Records from a collection:
++++++++++++++++++++
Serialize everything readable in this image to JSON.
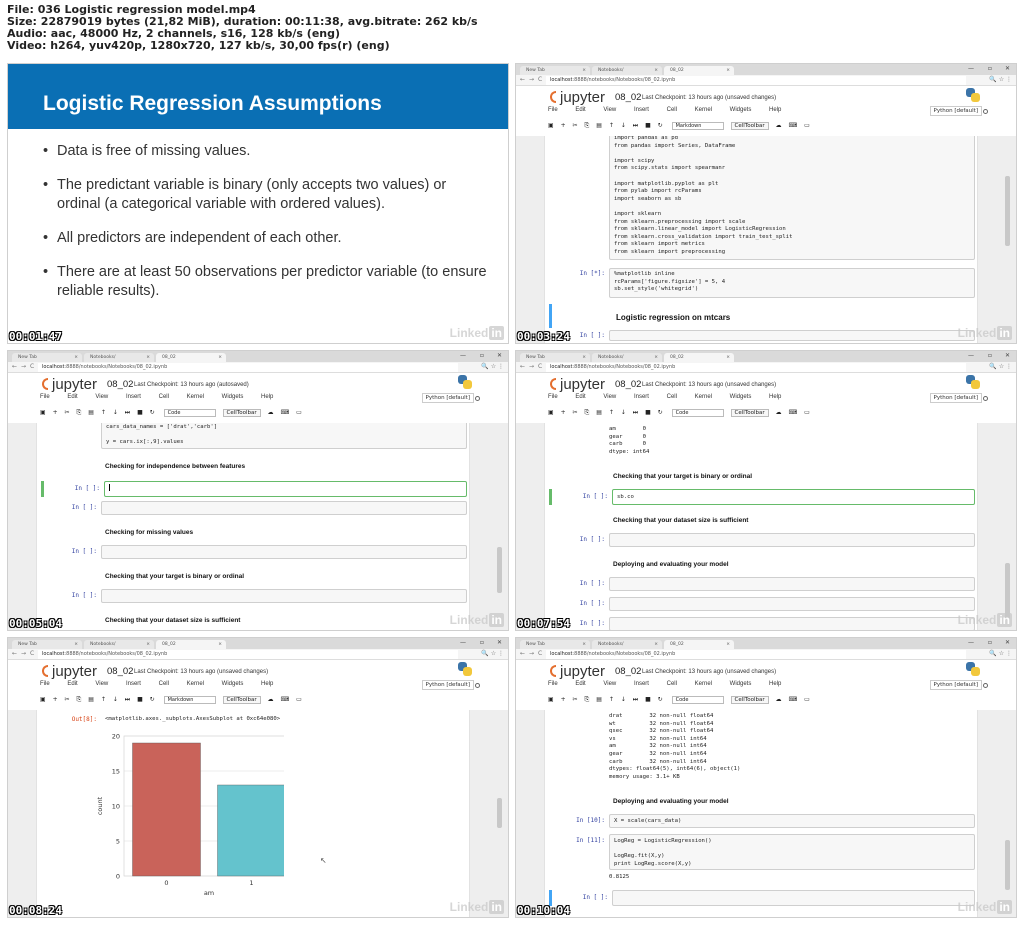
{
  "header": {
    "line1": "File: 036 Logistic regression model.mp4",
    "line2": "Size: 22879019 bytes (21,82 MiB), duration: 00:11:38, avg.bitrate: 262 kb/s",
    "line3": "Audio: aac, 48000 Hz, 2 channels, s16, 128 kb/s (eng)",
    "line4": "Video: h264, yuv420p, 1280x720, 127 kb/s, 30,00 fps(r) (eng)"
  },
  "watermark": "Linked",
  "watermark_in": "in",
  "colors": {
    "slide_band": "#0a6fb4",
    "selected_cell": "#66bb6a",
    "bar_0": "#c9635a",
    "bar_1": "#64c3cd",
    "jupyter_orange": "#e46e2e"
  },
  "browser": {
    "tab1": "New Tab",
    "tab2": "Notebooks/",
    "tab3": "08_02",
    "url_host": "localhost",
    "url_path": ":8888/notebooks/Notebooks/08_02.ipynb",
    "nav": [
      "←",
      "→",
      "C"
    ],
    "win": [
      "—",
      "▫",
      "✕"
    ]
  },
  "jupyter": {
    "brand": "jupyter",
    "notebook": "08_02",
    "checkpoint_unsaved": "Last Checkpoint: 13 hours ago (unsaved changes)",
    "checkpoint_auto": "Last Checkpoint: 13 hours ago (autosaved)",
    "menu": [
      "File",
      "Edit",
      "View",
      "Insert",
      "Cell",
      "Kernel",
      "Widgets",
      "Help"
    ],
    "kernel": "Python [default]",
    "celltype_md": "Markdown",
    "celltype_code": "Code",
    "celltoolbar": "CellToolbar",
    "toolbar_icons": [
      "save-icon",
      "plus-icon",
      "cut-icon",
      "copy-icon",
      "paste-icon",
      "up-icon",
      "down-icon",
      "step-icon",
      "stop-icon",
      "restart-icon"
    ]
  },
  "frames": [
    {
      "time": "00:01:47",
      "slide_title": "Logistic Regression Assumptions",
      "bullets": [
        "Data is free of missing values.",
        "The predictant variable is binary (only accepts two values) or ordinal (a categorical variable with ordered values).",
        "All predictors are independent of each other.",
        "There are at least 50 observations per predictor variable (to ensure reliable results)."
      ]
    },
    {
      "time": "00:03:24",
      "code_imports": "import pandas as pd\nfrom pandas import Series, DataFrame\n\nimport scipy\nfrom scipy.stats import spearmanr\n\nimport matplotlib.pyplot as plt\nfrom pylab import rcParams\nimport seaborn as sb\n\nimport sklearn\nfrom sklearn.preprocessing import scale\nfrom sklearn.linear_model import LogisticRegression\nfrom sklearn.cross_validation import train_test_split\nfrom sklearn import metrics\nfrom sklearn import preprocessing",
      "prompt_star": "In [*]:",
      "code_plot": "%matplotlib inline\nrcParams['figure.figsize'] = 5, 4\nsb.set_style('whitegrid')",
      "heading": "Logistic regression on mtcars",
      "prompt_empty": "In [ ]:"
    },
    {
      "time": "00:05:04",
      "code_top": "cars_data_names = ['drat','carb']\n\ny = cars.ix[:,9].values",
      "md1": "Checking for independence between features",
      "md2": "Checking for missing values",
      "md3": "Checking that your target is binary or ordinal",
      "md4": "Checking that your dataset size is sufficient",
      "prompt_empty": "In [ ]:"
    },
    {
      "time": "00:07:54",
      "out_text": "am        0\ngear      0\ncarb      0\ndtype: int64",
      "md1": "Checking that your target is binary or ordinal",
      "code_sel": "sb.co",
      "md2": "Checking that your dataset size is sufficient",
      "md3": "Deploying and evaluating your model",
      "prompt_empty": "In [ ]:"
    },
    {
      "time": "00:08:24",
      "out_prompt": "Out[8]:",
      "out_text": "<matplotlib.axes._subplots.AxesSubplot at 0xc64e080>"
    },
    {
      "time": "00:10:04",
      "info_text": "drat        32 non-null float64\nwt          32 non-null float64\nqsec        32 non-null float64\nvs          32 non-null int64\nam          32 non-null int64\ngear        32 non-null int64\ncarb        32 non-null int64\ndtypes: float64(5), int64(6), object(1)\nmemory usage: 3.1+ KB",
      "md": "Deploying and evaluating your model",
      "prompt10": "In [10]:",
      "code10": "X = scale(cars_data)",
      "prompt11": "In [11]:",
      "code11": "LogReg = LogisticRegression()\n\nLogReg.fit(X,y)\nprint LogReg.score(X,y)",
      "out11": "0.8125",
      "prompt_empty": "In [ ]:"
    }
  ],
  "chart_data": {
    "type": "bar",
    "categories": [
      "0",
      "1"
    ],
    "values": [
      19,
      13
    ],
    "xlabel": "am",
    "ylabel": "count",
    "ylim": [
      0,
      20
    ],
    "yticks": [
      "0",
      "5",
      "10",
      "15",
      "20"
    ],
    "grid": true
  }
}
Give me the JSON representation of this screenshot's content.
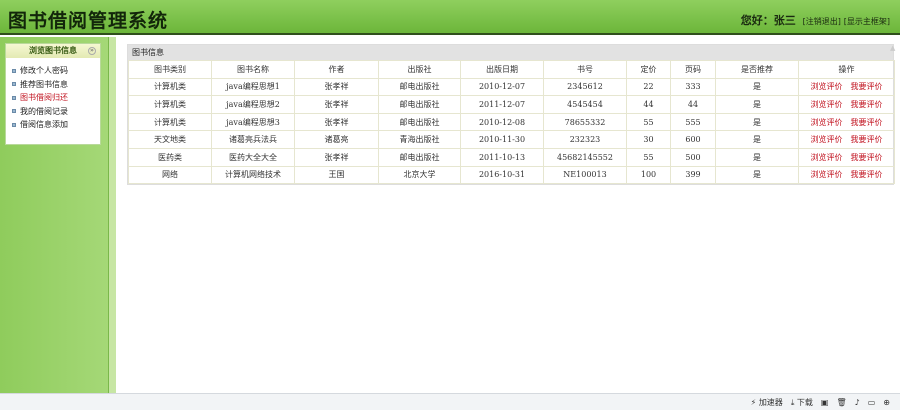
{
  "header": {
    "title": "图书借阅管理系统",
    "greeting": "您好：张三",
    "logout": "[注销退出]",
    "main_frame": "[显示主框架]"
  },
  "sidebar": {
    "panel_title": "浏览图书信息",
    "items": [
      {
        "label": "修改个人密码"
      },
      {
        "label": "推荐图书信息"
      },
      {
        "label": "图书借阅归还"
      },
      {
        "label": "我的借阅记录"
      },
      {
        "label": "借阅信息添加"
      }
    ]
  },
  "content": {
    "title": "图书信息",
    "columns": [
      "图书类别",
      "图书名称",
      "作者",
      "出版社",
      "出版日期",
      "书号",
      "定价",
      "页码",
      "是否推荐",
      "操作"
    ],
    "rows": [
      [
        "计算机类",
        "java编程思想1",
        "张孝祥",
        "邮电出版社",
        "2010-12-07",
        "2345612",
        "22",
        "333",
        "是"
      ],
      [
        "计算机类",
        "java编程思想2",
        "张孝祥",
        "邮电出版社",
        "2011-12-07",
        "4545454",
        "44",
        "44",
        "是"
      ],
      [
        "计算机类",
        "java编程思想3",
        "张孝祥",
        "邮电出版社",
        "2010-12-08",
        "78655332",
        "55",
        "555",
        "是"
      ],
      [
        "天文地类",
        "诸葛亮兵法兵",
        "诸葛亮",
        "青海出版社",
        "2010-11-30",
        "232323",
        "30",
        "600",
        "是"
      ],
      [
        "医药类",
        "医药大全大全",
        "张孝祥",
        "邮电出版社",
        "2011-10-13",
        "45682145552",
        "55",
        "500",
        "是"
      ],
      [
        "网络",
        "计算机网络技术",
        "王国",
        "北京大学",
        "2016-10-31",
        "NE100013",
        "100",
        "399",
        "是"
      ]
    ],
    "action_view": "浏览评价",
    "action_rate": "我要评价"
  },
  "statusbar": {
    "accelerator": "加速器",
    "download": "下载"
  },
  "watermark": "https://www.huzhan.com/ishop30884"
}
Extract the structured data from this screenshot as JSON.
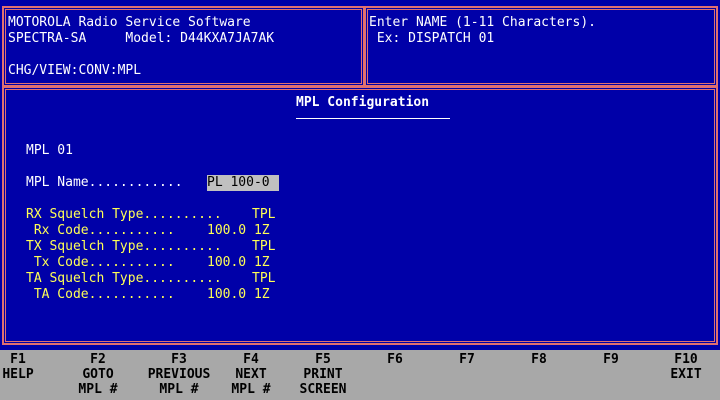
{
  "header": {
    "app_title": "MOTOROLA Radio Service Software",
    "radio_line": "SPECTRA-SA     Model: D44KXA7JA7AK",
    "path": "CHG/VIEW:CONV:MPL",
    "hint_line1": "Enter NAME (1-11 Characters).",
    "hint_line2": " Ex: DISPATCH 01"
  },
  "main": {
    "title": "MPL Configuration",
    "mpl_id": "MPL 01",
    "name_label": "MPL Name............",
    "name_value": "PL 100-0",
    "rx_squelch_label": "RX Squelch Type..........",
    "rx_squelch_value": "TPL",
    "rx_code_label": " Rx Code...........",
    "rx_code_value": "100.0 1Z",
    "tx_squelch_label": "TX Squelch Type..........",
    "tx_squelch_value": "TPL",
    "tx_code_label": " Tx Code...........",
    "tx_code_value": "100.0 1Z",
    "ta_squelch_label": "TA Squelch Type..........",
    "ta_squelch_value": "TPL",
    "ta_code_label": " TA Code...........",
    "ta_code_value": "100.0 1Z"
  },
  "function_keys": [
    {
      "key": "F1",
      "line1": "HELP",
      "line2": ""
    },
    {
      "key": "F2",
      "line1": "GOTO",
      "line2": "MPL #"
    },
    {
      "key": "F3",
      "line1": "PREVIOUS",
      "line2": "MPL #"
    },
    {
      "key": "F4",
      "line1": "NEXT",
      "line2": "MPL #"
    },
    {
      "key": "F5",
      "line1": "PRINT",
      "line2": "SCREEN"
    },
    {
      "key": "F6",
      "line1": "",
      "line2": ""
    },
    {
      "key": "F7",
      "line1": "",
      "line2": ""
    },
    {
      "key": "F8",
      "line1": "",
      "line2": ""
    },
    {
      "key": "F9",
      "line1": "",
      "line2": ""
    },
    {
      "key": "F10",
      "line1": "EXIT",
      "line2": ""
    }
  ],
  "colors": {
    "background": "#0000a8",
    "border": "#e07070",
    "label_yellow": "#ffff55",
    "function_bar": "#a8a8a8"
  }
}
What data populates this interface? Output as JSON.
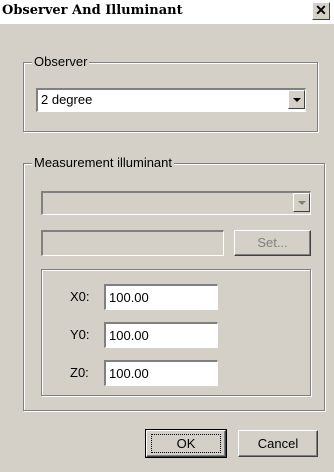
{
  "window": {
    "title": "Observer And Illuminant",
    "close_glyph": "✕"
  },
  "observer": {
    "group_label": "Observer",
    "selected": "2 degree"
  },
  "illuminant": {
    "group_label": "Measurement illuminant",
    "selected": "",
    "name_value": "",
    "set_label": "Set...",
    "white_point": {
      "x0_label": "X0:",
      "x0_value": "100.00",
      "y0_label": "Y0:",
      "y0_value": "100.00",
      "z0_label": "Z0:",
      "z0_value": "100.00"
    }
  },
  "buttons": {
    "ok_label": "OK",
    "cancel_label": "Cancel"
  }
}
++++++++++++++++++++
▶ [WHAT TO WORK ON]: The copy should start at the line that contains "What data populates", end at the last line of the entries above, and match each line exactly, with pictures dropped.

▶ [EXERCISE RESPONSE]:
What data populates this interface? Output as JSON.
{
  "window": {
    "title": "Observer And Illuminant",
    "close_glyph": "✕"
  },
  "observer": {
    "group_label": "Observer",
    "selected": "2 degree"
  },
  "illuminant": {
    "group_label": "Measurement illuminant",
    "selected": "",
    "name_value": "",
    "set_label": "Set...",
    "white_point": {
      "x0_label": "X0:",
      "x0_value": "100.00",
      "y0_label": "Y0:",
      "y0_value": "100.00",
      "z0_label": "Z0:",
      "z0_value": "100.00"
    }
  },
  "buttons": {
    "ok_label": "OK",
    "cancel_label": "Cancel"
  }
}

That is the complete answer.